One feeling which I have become very accustomed to throughout my life is anxiety. On many occasions, I feel an enormous pressure to complete a task or intense anticipation for a certain event which I find hard to ignore. This force has been both a powerful motivator and an almost insurmountable obstacle in my life. I am not sure if I will ever be completely rid of it.

When I feel anxious, my mind becomes clouded, oblivious to everything around me except for the task at hand. As my anxiety grows, individual details begin to overshadow other aspects of my activities, standing out like large towers looming in my mind. My worrying also takes a physical toll on me, causing me to feel moments of weakness and to get ill. It takes much encouragement from the people around me, mainly my mother, for me to stop becoming so obsessed.

My time in college has provided many examples of how anxiety affects my everyday life. In the days leading up to each semester, I check the college website daily for when my classes will be put up, becoming more anxious with each passing day when they are not. Once classes do start, I then become obsessed with my assignment deadlines, working feverishly to fulfill all of the requirements for each and worrying about every last detail. Even when my assignments are finished, I begin to worry about what my final grades will be for each submission, the class as a whole, and my collective grade point average. The presence of so many details in one setting tends to overwhelm me to the point where I think that I am suffering the academic equivalent of not seeing the forest for the trees.

Anxiety recently played a significant role in my preparation for the current college semester. I was at the college bookstore with my mother looking for the textbooks I would need for my classes. I became anxious as soon as I got into the store. I was not able to take in my surroundings and I headed directly for the cash register without realizing there were people in line ahead of me cashing out. My mother had to point out to me that there were people ahead of me and that I needed to get out of their way. The crowded situation in the store caused me to feel a bit claustrophobic. We spent a minute or two finding the books on our own, during which time I became worried that they would either be sold out or unavailable. One of the store’s employees helped us find the remaining books I needed, but I became somewhat uncomfortable around him, just as I would around anyone I do not normally interact with on a regular basis. Also, there was a line of people in front of the store’s cash register, meaning that my anxieties grew the longer we waited for our checkout time to come. Furthermore, because of my spatial issues when people are too close to me, it became uncomfortable as people passed in front of and behind me to get where they wanted to go. I am glad that this ritual of my college life only happens about twice a year, but when it does come around, I always feel uncomfortable about it.

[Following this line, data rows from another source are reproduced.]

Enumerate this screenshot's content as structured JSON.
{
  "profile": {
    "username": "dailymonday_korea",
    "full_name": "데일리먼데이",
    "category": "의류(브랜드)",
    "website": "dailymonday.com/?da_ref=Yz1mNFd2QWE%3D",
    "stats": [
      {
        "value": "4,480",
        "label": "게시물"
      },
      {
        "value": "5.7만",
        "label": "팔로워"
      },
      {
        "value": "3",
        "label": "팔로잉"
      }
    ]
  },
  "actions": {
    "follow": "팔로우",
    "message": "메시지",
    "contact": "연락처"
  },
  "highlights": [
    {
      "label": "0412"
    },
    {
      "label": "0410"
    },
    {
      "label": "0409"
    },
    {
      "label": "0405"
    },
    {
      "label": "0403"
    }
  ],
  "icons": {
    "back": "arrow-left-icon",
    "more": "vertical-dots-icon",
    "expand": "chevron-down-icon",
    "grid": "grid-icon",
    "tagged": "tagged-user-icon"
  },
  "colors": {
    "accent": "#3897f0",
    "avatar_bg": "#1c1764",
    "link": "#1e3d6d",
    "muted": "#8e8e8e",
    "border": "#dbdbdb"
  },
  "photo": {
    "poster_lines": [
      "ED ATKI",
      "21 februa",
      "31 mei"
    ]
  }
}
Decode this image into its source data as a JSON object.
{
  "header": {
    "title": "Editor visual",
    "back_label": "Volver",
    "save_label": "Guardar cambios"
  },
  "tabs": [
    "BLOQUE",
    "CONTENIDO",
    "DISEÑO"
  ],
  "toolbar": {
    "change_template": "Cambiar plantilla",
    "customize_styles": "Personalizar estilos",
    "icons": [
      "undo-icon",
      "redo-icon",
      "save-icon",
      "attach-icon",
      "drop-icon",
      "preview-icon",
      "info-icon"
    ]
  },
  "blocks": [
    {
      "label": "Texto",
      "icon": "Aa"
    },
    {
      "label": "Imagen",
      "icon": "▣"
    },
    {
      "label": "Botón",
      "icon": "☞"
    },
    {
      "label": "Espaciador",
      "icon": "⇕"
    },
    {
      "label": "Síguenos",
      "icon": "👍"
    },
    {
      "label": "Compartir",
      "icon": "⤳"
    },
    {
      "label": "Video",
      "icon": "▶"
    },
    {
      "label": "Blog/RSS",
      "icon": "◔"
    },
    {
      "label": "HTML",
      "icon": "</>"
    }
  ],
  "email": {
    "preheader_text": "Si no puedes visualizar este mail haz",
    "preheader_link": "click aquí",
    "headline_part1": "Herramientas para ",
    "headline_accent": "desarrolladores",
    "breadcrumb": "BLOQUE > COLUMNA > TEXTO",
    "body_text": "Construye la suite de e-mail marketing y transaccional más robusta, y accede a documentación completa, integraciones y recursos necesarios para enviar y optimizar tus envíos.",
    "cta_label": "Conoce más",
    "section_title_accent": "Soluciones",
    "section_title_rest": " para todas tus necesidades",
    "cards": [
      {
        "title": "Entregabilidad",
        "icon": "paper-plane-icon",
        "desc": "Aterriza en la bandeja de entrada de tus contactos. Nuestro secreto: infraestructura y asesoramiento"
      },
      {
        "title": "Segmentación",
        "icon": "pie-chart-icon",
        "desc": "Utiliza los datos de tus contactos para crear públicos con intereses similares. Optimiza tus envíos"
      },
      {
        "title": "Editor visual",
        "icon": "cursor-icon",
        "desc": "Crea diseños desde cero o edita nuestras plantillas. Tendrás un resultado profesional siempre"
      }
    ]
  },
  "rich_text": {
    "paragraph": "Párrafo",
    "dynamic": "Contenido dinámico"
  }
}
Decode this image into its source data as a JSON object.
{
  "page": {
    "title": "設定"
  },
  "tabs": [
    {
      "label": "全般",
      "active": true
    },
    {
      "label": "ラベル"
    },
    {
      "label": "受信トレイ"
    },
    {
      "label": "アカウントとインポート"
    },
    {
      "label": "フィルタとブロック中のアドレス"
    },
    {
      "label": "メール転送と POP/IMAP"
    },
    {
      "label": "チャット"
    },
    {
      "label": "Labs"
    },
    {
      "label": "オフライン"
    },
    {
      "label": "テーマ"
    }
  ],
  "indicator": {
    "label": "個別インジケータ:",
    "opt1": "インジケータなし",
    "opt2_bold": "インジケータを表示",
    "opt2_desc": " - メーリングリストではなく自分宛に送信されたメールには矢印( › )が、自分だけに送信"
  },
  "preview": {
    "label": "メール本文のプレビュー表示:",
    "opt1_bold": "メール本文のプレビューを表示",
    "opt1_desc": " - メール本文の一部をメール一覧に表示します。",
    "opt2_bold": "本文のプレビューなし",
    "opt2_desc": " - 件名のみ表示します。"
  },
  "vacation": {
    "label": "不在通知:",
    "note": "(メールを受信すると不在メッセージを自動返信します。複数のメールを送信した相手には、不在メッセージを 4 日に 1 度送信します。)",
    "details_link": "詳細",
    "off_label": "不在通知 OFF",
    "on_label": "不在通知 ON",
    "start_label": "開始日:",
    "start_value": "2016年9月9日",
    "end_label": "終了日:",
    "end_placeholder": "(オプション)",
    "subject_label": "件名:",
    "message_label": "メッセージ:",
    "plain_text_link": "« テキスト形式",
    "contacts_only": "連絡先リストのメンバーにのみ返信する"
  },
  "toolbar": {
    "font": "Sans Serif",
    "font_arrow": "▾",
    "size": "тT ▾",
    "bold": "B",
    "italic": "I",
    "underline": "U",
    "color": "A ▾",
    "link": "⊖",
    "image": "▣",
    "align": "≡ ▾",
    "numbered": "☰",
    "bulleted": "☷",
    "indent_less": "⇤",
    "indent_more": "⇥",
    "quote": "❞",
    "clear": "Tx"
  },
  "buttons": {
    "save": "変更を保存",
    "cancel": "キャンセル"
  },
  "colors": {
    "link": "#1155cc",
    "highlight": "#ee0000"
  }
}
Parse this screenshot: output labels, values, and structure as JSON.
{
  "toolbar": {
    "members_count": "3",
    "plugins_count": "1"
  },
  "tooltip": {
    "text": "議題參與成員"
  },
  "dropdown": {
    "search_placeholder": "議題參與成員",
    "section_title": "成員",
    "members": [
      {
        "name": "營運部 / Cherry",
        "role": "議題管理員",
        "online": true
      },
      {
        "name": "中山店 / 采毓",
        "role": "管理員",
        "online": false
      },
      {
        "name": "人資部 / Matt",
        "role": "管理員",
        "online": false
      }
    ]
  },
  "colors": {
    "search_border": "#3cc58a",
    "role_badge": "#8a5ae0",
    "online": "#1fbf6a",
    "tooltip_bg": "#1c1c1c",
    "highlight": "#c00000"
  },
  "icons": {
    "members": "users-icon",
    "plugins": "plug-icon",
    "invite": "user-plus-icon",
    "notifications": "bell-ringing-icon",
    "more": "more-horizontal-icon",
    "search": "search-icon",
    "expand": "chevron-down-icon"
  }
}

Life outside of college also offers plenty of opportunities for my anxieties to surface. If my family is about to head out for an errand or trip, I wait for the anticipated time of departure; it always seems a few moments away to me, making any delay seem an eternity. If I decide to watch a TV show at a certain time and I do not feel inclined to record it using the DVR, I attempt to pass the time by visiting my favorite websites on the Internet, playing video games, or watching television, but the primary show’s start time is constantly thumping around in my head, which sometimes drives me to distraction for the moments leading up to it. Details of my daily chores, such as making sure that I put the right amount of detergent into the washing machine, sweep every single visible portion of the kitchen floor, and straighten all of the sheets of my bed haunt me for long periods of time during the day. It seems that hardly a moment of the time that I am awake goes by without some new worry accompanying me.

In my examination of my anxieties, I have found that I have a tendency to concoct mountains out of molehills; I perceive imaginary difficulties when, in reality, the challenges life presents to me are comparatively easy. I feel that I need to work on controlling my anxieties. For most of my day, I suffer from anxieties of every possible sort even when I know that this should not be so. I have spoken with my parents several times about learning to control my anxieties, but thus far, I have been unable to take their advice to heart. I am not sure if I will be able to completely control my worries so that they will cease to be a regular occurrence, but I do and will try to not let them rule my life.